Sources said secret briefings revealed the cost of the database would run to nine figures and has already been factored into government spending plans. The IMP budget was part of the intelligence agencies' undisclosed allocation in the Comprehensive Spending Review last year. In an answer to a parliamentary question on 8 July, the Home Office refused to provide any budgetary details, citing national security concerns. A Communications Data Bill mandating the database was expected to be proposed before the summer parliamentary recess, but did not appear. It had been planned that the database would be bundled with the EU Data Retention Directive (EUDRD), which must be enshrined in UK law by March 2009. However, last week the government released a consultation paper on transposing the Directive as a standalone statutory instrument. Laws made by statutory instrument do not require a vote in Parliament.Well, I guess the silver lining here is that all this garbage going on in the UK is making the US seem like a shining beacon of freedom and privacy. Which is not a good sign for you poor Brits. [The Register]
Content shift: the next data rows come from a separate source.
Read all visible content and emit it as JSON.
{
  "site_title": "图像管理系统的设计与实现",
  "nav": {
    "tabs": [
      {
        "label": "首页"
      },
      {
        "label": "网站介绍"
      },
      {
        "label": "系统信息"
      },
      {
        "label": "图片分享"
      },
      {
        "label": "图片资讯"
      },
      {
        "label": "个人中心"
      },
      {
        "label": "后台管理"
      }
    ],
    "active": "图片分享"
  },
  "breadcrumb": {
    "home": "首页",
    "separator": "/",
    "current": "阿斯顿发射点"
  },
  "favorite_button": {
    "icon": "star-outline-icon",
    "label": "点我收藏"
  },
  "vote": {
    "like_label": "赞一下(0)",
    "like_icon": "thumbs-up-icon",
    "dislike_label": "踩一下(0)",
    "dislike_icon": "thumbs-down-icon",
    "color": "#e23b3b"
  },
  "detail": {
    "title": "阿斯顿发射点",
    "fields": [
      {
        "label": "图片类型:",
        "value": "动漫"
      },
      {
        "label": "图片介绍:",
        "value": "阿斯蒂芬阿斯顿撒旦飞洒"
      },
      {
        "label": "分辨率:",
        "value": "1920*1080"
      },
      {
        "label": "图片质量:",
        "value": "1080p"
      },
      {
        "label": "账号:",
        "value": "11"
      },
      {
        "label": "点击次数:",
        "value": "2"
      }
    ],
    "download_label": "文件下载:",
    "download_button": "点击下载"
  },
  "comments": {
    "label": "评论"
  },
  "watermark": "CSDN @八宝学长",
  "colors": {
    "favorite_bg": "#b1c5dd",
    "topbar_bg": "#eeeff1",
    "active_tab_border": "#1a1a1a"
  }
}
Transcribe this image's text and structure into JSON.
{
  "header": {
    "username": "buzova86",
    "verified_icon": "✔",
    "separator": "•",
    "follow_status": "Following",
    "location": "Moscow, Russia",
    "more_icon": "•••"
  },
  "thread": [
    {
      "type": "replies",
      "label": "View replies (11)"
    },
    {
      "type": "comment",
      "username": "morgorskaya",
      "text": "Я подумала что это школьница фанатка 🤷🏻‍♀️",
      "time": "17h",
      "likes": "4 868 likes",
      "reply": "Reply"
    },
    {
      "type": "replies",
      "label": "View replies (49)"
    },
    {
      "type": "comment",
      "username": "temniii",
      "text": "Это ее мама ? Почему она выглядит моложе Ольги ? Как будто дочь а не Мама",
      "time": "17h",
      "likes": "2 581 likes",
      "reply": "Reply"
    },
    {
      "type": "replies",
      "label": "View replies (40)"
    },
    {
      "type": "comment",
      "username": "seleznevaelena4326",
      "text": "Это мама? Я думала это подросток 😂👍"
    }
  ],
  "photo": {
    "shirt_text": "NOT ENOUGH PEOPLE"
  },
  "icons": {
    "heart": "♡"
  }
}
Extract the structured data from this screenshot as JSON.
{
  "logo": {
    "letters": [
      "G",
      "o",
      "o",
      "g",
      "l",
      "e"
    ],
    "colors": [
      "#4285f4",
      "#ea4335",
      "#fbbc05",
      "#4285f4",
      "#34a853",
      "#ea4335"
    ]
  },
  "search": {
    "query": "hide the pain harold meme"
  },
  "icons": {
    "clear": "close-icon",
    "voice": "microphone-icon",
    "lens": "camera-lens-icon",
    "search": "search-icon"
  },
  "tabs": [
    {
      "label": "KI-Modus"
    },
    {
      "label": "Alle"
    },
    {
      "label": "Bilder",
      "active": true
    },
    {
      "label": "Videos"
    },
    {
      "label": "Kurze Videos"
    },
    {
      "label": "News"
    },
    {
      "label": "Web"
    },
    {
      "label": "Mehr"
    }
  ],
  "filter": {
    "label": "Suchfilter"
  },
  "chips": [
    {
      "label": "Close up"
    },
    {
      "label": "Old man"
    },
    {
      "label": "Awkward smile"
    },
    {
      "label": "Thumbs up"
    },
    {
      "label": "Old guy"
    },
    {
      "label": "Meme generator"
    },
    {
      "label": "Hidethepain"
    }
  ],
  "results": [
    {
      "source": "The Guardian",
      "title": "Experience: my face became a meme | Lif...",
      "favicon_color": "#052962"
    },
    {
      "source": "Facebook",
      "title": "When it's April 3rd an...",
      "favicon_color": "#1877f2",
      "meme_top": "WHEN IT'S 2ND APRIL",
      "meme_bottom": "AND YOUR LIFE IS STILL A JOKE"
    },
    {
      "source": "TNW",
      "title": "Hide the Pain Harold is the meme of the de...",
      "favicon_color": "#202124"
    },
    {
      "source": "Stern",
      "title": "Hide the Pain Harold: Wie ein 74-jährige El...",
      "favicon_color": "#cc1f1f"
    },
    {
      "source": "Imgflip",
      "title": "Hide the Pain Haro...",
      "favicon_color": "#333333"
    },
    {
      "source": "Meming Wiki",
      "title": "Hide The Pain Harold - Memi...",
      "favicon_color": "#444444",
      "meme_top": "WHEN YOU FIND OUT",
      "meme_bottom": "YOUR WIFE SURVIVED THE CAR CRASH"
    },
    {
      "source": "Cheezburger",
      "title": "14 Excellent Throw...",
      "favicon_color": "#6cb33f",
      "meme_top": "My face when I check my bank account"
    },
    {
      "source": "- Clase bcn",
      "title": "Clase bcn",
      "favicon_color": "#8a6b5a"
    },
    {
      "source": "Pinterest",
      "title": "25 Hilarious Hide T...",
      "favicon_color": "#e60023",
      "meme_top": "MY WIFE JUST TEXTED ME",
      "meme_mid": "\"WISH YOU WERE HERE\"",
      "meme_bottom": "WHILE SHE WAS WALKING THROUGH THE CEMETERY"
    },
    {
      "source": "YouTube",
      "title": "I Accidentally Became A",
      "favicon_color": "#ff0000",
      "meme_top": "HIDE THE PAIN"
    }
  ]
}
SThe UK government has decided to spend hundreds of millions of pounds (gajillions of dollars in US currency) on a huge central silo for all of the country's communications data. What'll that entail? Well, apparently "the one-stop-shop database will retain details of all calls, texts, emails, instant messenger conversations and websites accessed in the UK for up to two years." Oh my. This Orwellian nightmare center would obviously take a while to get put together, and it's not clear exactly what it'll consist of or how it'll be put together. The folks behind it have, however, figured out a way to push it through without requiring approval by parliament.